Regulations are stricter, penalties continue to increase and hospital administrators are facing shrinking bottom lines. Medical professionals are taxed and the general public is living an unhealthy lifestyle. Obesity is becoming an epidemic, creating more patients in an all ready crowded space.
The solution is not admitting patients to the hospital, fixing them and sending them back into the world. The key is patient engagement and education.
Sequence Health is transforming the patient experience. When hospitals team with us, they are in constant contact with the patient. Hospitals are engaged with the patient and manage the patient throughout the hospital stay and remain in contact after the patient goes home.
Patients get the care they deserve, and hospitals avoid costly penalties created by the healthcare law.
When PPACA came into existence, the Centers for Medicare & Medicaid Services (CMS) set guidelines regarding excessive readmissions of Medicare patients within 30 days of being discharged from the hospital. It was called the Hospital Readmissions Reduction program and reduced Medicare payments for excess readmissions beginning Oct. 1, 2012.
According to a report from Kaiser Health News, in the first year of the mandate, 2,211 hospitals lost payments because of excess readmissions in 2013. Kaiser reported a total of $280 million was lost due to CMS penalties. Specifically the report found 278 hospitals lost 1 percent of their base Medicare payments, then the maximum allowed by the healthcare law. Nearly two thousand hospitals lost a percentage of 1 percent of their base Medicare payments in the first year of the law.

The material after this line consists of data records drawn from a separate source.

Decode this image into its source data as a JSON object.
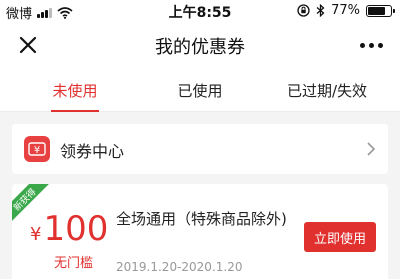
{
  "status_bar": {
    "carrier": "微博",
    "time": "上午8:55",
    "battery_text": "77%",
    "battery_level": 0.77
  },
  "nav": {
    "title": "我的优惠券"
  },
  "tabs": [
    {
      "label": "未使用",
      "active": true
    },
    {
      "label": "已使用",
      "active": false
    },
    {
      "label": "已过期/失效",
      "active": false
    }
  ],
  "coupon_center": {
    "label": "领券中心",
    "icon_glyph": "¥"
  },
  "coupon": {
    "badge": "新获得",
    "currency": "¥",
    "amount": "100",
    "threshold": "无门槛",
    "title": "全场通用（特殊商品除外)",
    "validity": "2019.1.20-2020.1.20",
    "button_label": "立即使用"
  },
  "colors": {
    "accent": "#e0312f",
    "badge": "#3aa84a",
    "background": "#f4f4f4"
  }
}
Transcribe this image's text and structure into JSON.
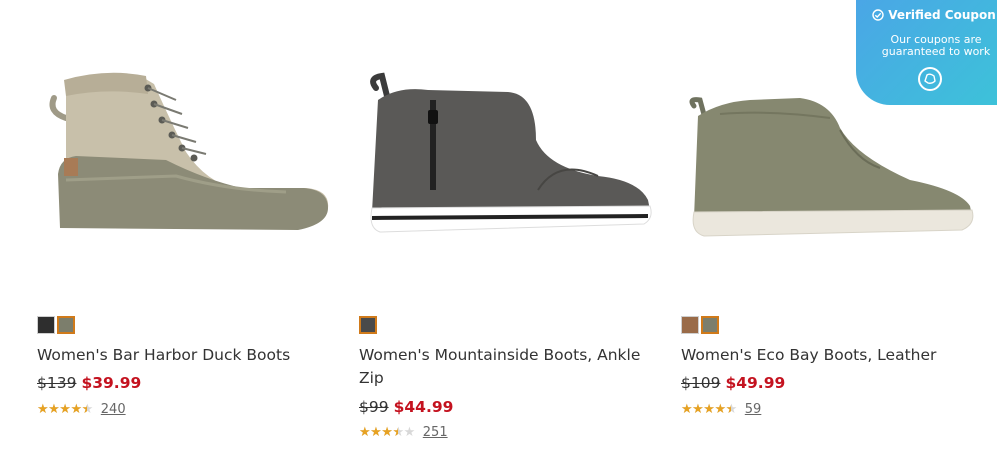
{
  "products": [
    {
      "image_icon": "duck-boot-image",
      "swatches": [
        {
          "color": "#2e2e2e",
          "selected": false
        },
        {
          "color": "#7c7e6c",
          "selected": true
        }
      ],
      "name": "Women's Bar Harbor Duck Boots",
      "was_price": "$139",
      "sale_price": "$39.99",
      "rating": 4.5,
      "review_count": "240"
    },
    {
      "image_icon": "ankle-zip-boot-image",
      "swatches": [
        {
          "color": "#4a4a4a",
          "selected": true
        }
      ],
      "name": "Women's Mountainside Boots, Ankle Zip",
      "was_price": "$99",
      "sale_price": "$44.99",
      "rating": 3.5,
      "review_count": "251"
    },
    {
      "image_icon": "leather-boot-image",
      "swatches": [
        {
          "color": "#9a6b48",
          "selected": false
        },
        {
          "color": "#7c7e6c",
          "selected": true
        }
      ],
      "name": "Women's Eco Bay Boots, Leather",
      "was_price": "$109",
      "sale_price": "$49.99",
      "rating": 4.5,
      "review_count": "59"
    }
  ],
  "coupon": {
    "title": "Verified Coupon",
    "subtitle": "Our coupons are guaranteed to work",
    "icon": "coupon-chat-icon"
  },
  "colors": {
    "sale_price": "#c4121f",
    "star_fill": "#e7a222",
    "coupon_gradient_start": "#4aa6e6",
    "coupon_gradient_end": "#3cc4d8"
  }
}
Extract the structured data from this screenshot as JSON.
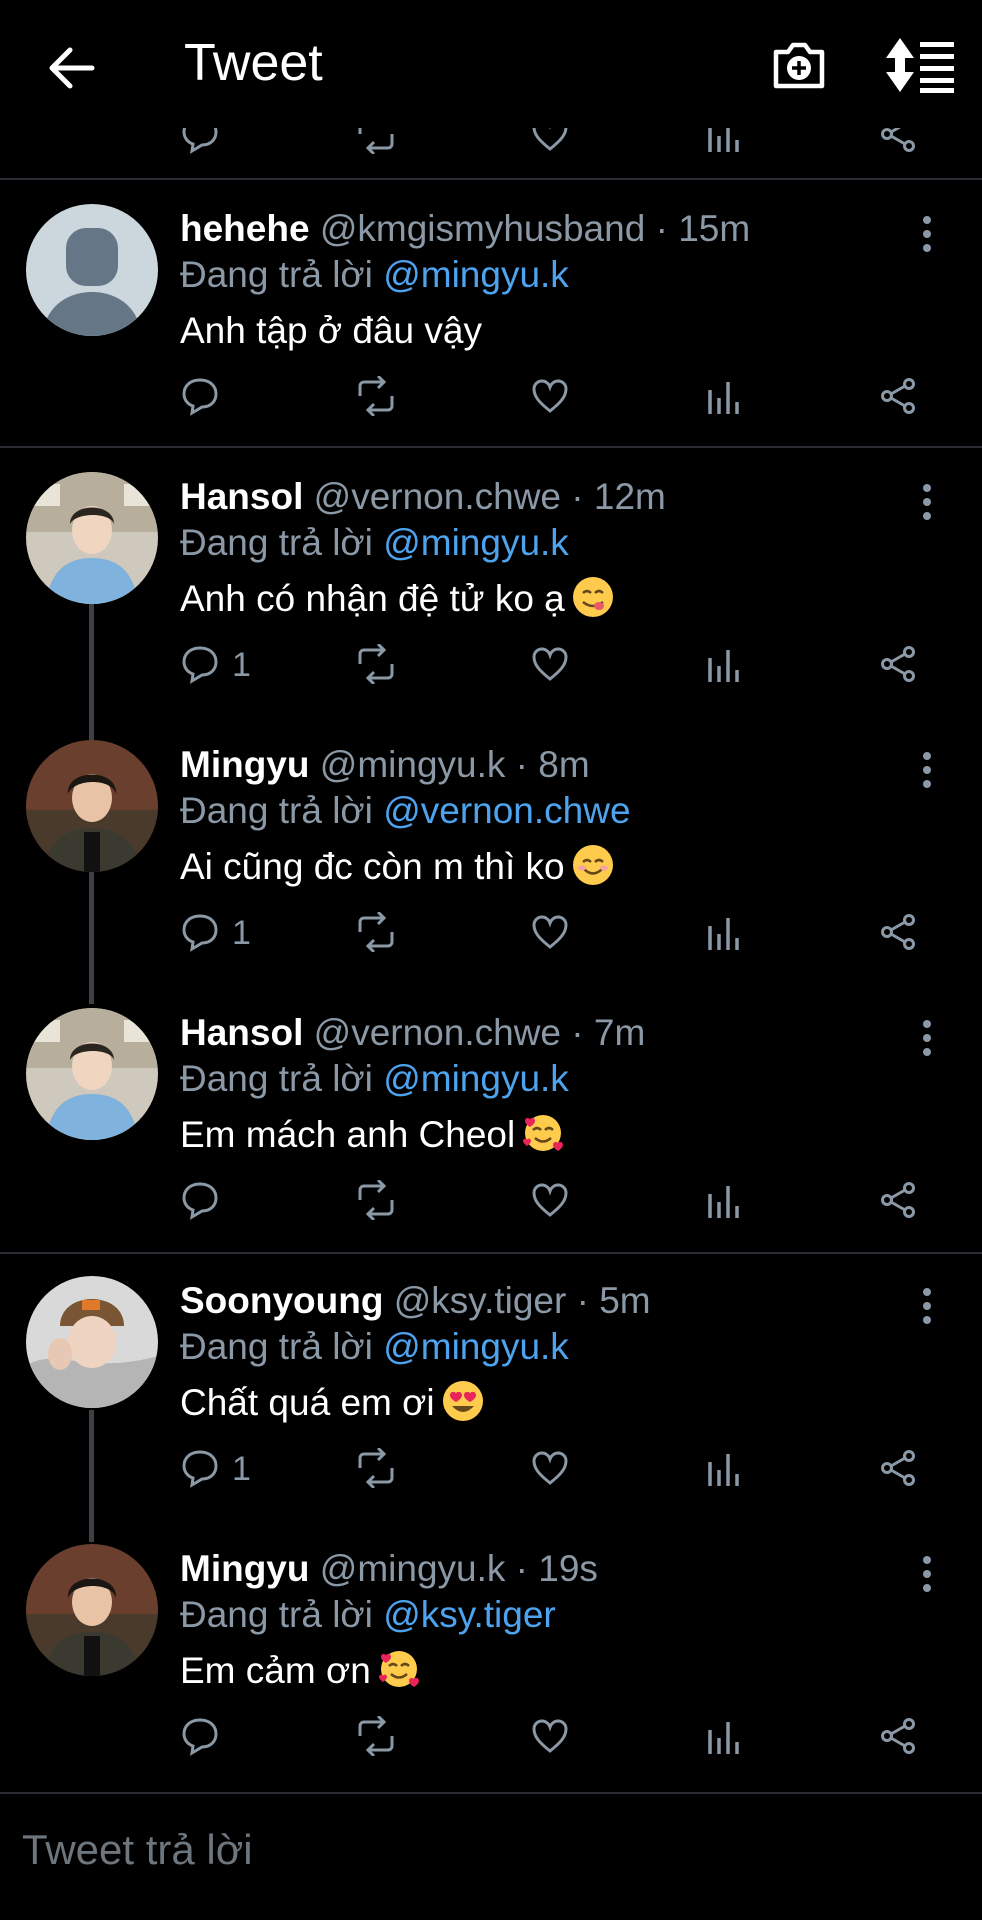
{
  "header": {
    "title": "Tweet",
    "back_icon": "arrow-left-icon",
    "camera_icon": "camera-plus-icon",
    "sort_icon": "sort-list-icon"
  },
  "colors": {
    "background": "#000000",
    "text": "#ffffff",
    "muted": "#8b98a5",
    "mention": "#4da3ee",
    "divider": "#2a2e33"
  },
  "replying_prefix": "Đang trả lời",
  "tweets": [
    {
      "name": "hehehe",
      "handle": "@kmgismyhusband",
      "time": "15m",
      "replying_to": "@mingyu.k",
      "text": "Anh tập ở đâu vậy",
      "emoji": "",
      "reply_count": "",
      "avatar": "default"
    },
    {
      "name": "Hansol",
      "handle": "@vernon.chwe",
      "time": "12m",
      "replying_to": "@mingyu.k",
      "text": "Anh có nhận đệ tử ko ạ",
      "emoji": "face-savoring-food",
      "reply_count": "1",
      "avatar": "hansol"
    },
    {
      "name": "Mingyu",
      "handle": "@mingyu.k",
      "time": "8m",
      "replying_to": "@vernon.chwe",
      "text": "Ai cũng đc còn m thì ko",
      "emoji": "smiling-face",
      "reply_count": "1",
      "avatar": "mingyu"
    },
    {
      "name": "Hansol",
      "handle": "@vernon.chwe",
      "time": "7m",
      "replying_to": "@mingyu.k",
      "text": "Em mách anh Cheol",
      "emoji": "smiling-face-with-hearts",
      "reply_count": "",
      "avatar": "hansol"
    },
    {
      "name": "Soonyoung",
      "handle": "@ksy.tiger",
      "time": "5m",
      "replying_to": "@mingyu.k",
      "text": "Chất quá em ơi",
      "emoji": "heart-eyes",
      "reply_count": "1",
      "avatar": "soonyoung"
    },
    {
      "name": "Mingyu",
      "handle": "@mingyu.k",
      "time": "19s",
      "replying_to": "@ksy.tiger",
      "text": "Em cảm ơn",
      "emoji": "smiling-face-with-hearts",
      "reply_count": "",
      "avatar": "mingyu"
    }
  ],
  "compose": {
    "placeholder": "Tweet trả lời"
  }
}
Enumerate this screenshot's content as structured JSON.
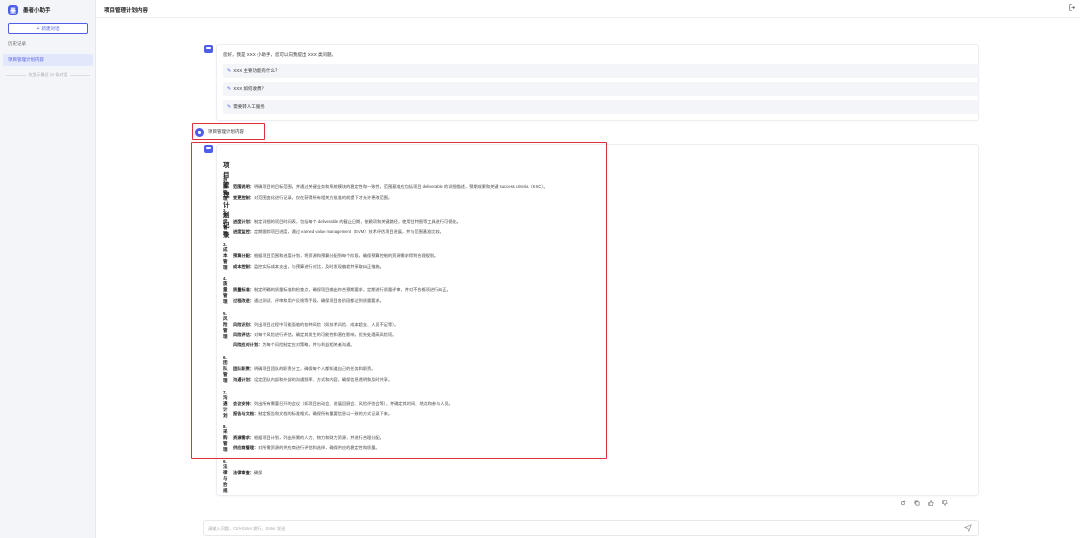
{
  "app": {
    "name": "墨者小助手",
    "logo_glyph": "墨"
  },
  "sidebar": {
    "new_chat_label": "新建对话",
    "history_title": "历史记录",
    "history_items": [
      {
        "label": "项目管理计划内容"
      }
    ],
    "history_end_text": "仅显示最近 20 条对话"
  },
  "header": {
    "title": "项目管理计划内容"
  },
  "greeting": {
    "text": "您好，我是 XXX 小助手，您可以向我提出 XXX 类问题。",
    "suggestions": [
      "XXX 主要功能有什么？",
      "XXX 如何收费？",
      "需要转人工服务"
    ]
  },
  "user_message": {
    "text": "项目管理计划内容"
  },
  "answer": {
    "title": "项目管理计划记录",
    "sections": [
      {
        "heading": "1. 范围管理",
        "items": [
          {
            "label": "范围说明：",
            "text": "明确项目的目标范围，并通过关键业务和系统模块的稳定性和一致性，范围基准应包括项目 deliverable 的详细描述，预期成果和关键 success criteria（KSC）。"
          },
          {
            "label": "变更控制：",
            "text": "对范围变化进行记录，仅在获得所有相关方批准的前提下才允许更改范围。"
          }
        ]
      },
      {
        "heading": "2. 进度管理",
        "items": [
          {
            "label": "进度计划：",
            "text": "制定详细的项目时间表，包括每个 deliverable 的截止日期，依赖项和关键路径，使用甘特图等工具进行可视化。"
          },
          {
            "label": "进度监控：",
            "text": "定期跟踪项目进度，通过 earned value management（EVM）技术评估项目进展，并与范围基准比较。"
          }
        ]
      },
      {
        "heading": "3. 成本管理",
        "items": [
          {
            "label": "预算分配：",
            "text": "根据项目范围和进度计划，将资源和预算分配到每个阶段，确保预算控制的资源需求得到合理规划。"
          },
          {
            "label": "成本控制：",
            "text": "监控实际成本支出，与预算进行对比，及时发现偏差并采取纠正措施。"
          }
        ]
      },
      {
        "heading": "4. 质量管理",
        "items": [
          {
            "label": "质量标准：",
            "text": "制定明确的质量标准和检查点，确保项目输出符合预期要求，定期进行质量评审，并对不合格项进行纠正。"
          },
          {
            "label": "过程改进：",
            "text": "通过测试、评审和用户反馈等手段，确保项目各阶段都达到质量要求。"
          }
        ]
      },
      {
        "heading": "5. 风险管理",
        "items": [
          {
            "label": "风险识别：",
            "text": "列出项目过程中可能面临的各种风险（如技术风险、成本超支、人员不足等）。"
          },
          {
            "label": "风险评估：",
            "text": "对每个风险进行评估，确定其发生的可能性和潜在影响，优先处理高风险项。"
          },
          {
            "label": "风险应对计划：",
            "text": "为每个风险制定应对策略，并与利益相关者沟通。"
          }
        ]
      },
      {
        "heading": "6. 团队管理",
        "items": [
          {
            "label": "团队职责：",
            "text": "明确项目团队的职责分工，确保每个人都知道自己的任务和职责。"
          },
          {
            "label": "沟通计划：",
            "text": "设定团队内部和外部的沟通频率、方式和内容，确保信息透明和及时共享。"
          }
        ]
      },
      {
        "heading": "7. 沟通计划",
        "items": [
          {
            "label": "会议安排：",
            "text": "列出所有需要召开的会议（如项目启动会、进展回顾会、风险评估会等），并确定其时间、地点和参与人员。"
          },
          {
            "label": "报告与文档：",
            "text": "制定报告和文档的标准格式，确保所有重要信息以一致的方式记录下来。"
          }
        ]
      },
      {
        "heading": "8. 采购管理",
        "items": [
          {
            "label": "资源需求：",
            "text": "根据项目计划，列出所需的人力、物力和财力资源，并进行合理分配。"
          },
          {
            "label": "供应商管理：",
            "text": "对所需资源的供应商进行评估和选择，确保供应的稳定性和质量。"
          }
        ]
      },
      {
        "heading": "9. 法律与合规",
        "items": [
          {
            "label": "法律审查：",
            "text": "确保"
          }
        ]
      }
    ],
    "cursor": "|"
  },
  "message_actions": [
    "refresh-icon",
    "copy-icon",
    "thumbs-up-icon",
    "thumbs-down-icon"
  ],
  "input": {
    "placeholder": "请输入问题，Ctrl+Enter 换行，Enter 发送"
  },
  "colors": {
    "accent": "#4f5ee8",
    "highlight_box": "#e0303b"
  }
}
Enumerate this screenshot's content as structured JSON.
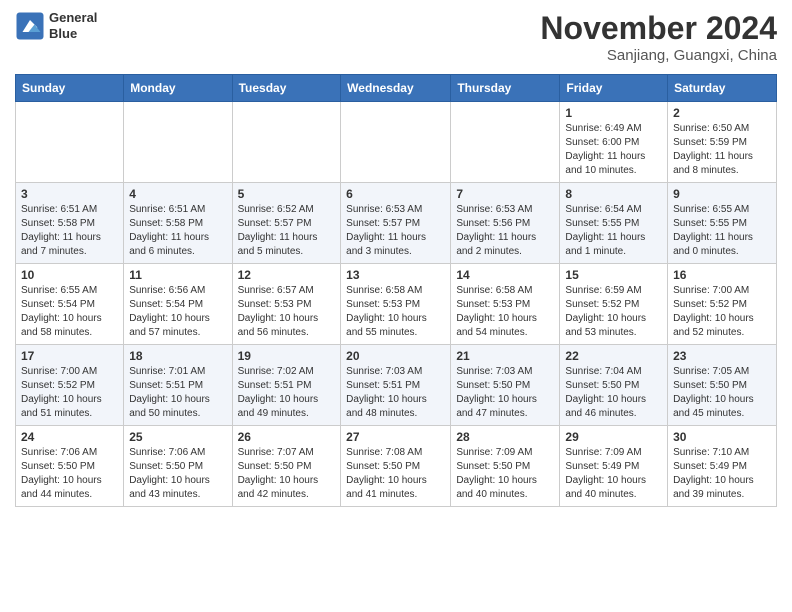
{
  "header": {
    "logo_line1": "General",
    "logo_line2": "Blue",
    "month": "November 2024",
    "location": "Sanjiang, Guangxi, China"
  },
  "weekdays": [
    "Sunday",
    "Monday",
    "Tuesday",
    "Wednesday",
    "Thursday",
    "Friday",
    "Saturday"
  ],
  "weeks": [
    [
      {
        "day": "",
        "info": ""
      },
      {
        "day": "",
        "info": ""
      },
      {
        "day": "",
        "info": ""
      },
      {
        "day": "",
        "info": ""
      },
      {
        "day": "",
        "info": ""
      },
      {
        "day": "1",
        "info": "Sunrise: 6:49 AM\nSunset: 6:00 PM\nDaylight: 11 hours and 10 minutes."
      },
      {
        "day": "2",
        "info": "Sunrise: 6:50 AM\nSunset: 5:59 PM\nDaylight: 11 hours and 8 minutes."
      }
    ],
    [
      {
        "day": "3",
        "info": "Sunrise: 6:51 AM\nSunset: 5:58 PM\nDaylight: 11 hours and 7 minutes."
      },
      {
        "day": "4",
        "info": "Sunrise: 6:51 AM\nSunset: 5:58 PM\nDaylight: 11 hours and 6 minutes."
      },
      {
        "day": "5",
        "info": "Sunrise: 6:52 AM\nSunset: 5:57 PM\nDaylight: 11 hours and 5 minutes."
      },
      {
        "day": "6",
        "info": "Sunrise: 6:53 AM\nSunset: 5:57 PM\nDaylight: 11 hours and 3 minutes."
      },
      {
        "day": "7",
        "info": "Sunrise: 6:53 AM\nSunset: 5:56 PM\nDaylight: 11 hours and 2 minutes."
      },
      {
        "day": "8",
        "info": "Sunrise: 6:54 AM\nSunset: 5:55 PM\nDaylight: 11 hours and 1 minute."
      },
      {
        "day": "9",
        "info": "Sunrise: 6:55 AM\nSunset: 5:55 PM\nDaylight: 11 hours and 0 minutes."
      }
    ],
    [
      {
        "day": "10",
        "info": "Sunrise: 6:55 AM\nSunset: 5:54 PM\nDaylight: 10 hours and 58 minutes."
      },
      {
        "day": "11",
        "info": "Sunrise: 6:56 AM\nSunset: 5:54 PM\nDaylight: 10 hours and 57 minutes."
      },
      {
        "day": "12",
        "info": "Sunrise: 6:57 AM\nSunset: 5:53 PM\nDaylight: 10 hours and 56 minutes."
      },
      {
        "day": "13",
        "info": "Sunrise: 6:58 AM\nSunset: 5:53 PM\nDaylight: 10 hours and 55 minutes."
      },
      {
        "day": "14",
        "info": "Sunrise: 6:58 AM\nSunset: 5:53 PM\nDaylight: 10 hours and 54 minutes."
      },
      {
        "day": "15",
        "info": "Sunrise: 6:59 AM\nSunset: 5:52 PM\nDaylight: 10 hours and 53 minutes."
      },
      {
        "day": "16",
        "info": "Sunrise: 7:00 AM\nSunset: 5:52 PM\nDaylight: 10 hours and 52 minutes."
      }
    ],
    [
      {
        "day": "17",
        "info": "Sunrise: 7:00 AM\nSunset: 5:52 PM\nDaylight: 10 hours and 51 minutes."
      },
      {
        "day": "18",
        "info": "Sunrise: 7:01 AM\nSunset: 5:51 PM\nDaylight: 10 hours and 50 minutes."
      },
      {
        "day": "19",
        "info": "Sunrise: 7:02 AM\nSunset: 5:51 PM\nDaylight: 10 hours and 49 minutes."
      },
      {
        "day": "20",
        "info": "Sunrise: 7:03 AM\nSunset: 5:51 PM\nDaylight: 10 hours and 48 minutes."
      },
      {
        "day": "21",
        "info": "Sunrise: 7:03 AM\nSunset: 5:50 PM\nDaylight: 10 hours and 47 minutes."
      },
      {
        "day": "22",
        "info": "Sunrise: 7:04 AM\nSunset: 5:50 PM\nDaylight: 10 hours and 46 minutes."
      },
      {
        "day": "23",
        "info": "Sunrise: 7:05 AM\nSunset: 5:50 PM\nDaylight: 10 hours and 45 minutes."
      }
    ],
    [
      {
        "day": "24",
        "info": "Sunrise: 7:06 AM\nSunset: 5:50 PM\nDaylight: 10 hours and 44 minutes."
      },
      {
        "day": "25",
        "info": "Sunrise: 7:06 AM\nSunset: 5:50 PM\nDaylight: 10 hours and 43 minutes."
      },
      {
        "day": "26",
        "info": "Sunrise: 7:07 AM\nSunset: 5:50 PM\nDaylight: 10 hours and 42 minutes."
      },
      {
        "day": "27",
        "info": "Sunrise: 7:08 AM\nSunset: 5:50 PM\nDaylight: 10 hours and 41 minutes."
      },
      {
        "day": "28",
        "info": "Sunrise: 7:09 AM\nSunset: 5:50 PM\nDaylight: 10 hours and 40 minutes."
      },
      {
        "day": "29",
        "info": "Sunrise: 7:09 AM\nSunset: 5:49 PM\nDaylight: 10 hours and 40 minutes."
      },
      {
        "day": "30",
        "info": "Sunrise: 7:10 AM\nSunset: 5:49 PM\nDaylight: 10 hours and 39 minutes."
      }
    ]
  ]
}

Last year, nearly 18 percent of Medicare patients, who had been hospitalized, were readmitted within a month. Roughly 2 million patients return a year, costing Medicare $26 billion. Officials estimate $17 billion of the cost comes from potentially avoidable readmissions.
Federal records released on Oct. 8 showed Medicare is fining a record number of hospitals – 2,610 – for having too many patients return within a month for additional treatments. Even though the nation’s readmission rate is dropping, Medicare’s average fines will be higher, with 39 hospitals receiving the largest penalty allowed, including the nation’s oldest hospital, Pennsylvania Hospital in Philadelphia.
Under the new fines, three-quarters of hospitals subject to the Hospital Readmissions Reduction Program are being penalized. From Oct. 1 through next Sept. 30, they will receive lower payments for every Medicare patient stay — not just for those patients who are readmitted. Over the course of the year, the fines will total about $428 million, Medicare estimates.
The healthcare law was designed to improve healthcare in America and increase access to get affordable healthcare for patients. The levied penalties were designed to curb rising medical costs and encourage hospitals to improve performance and manage expenses more efficiently by preventing patient readmissions.
Clearly the fines aren’t working.
However, what does work is patient education and maintaining a relationship with the patient from initial contact and patient intake to post-procedure care, hospital discharge, follow-up visits and other outreach efforts.
When a patient was discharged, hospitals offered paper instructions and reminded the patient to follow up with his or her doctor in a couple of weeks. It is no wonder readmissions are costing hospitals millions.
Teaming with Sequence Health, hospitals offer more than a piece of paper and well wishes. Patients gain access to ongoing patient education, health and wellness coaches, preventive reminders and care coordinators who remind the patient of follow-up doctor visits.
Hospitals are learning the hard way – financial penalties – care doesn’t end when the patient leaves the hospital. More active efforts are required and Sequence Health can meet those requirements. With our help, patients avoid readmission and the hospitals avoid financial penalties. It’s a win-win situation.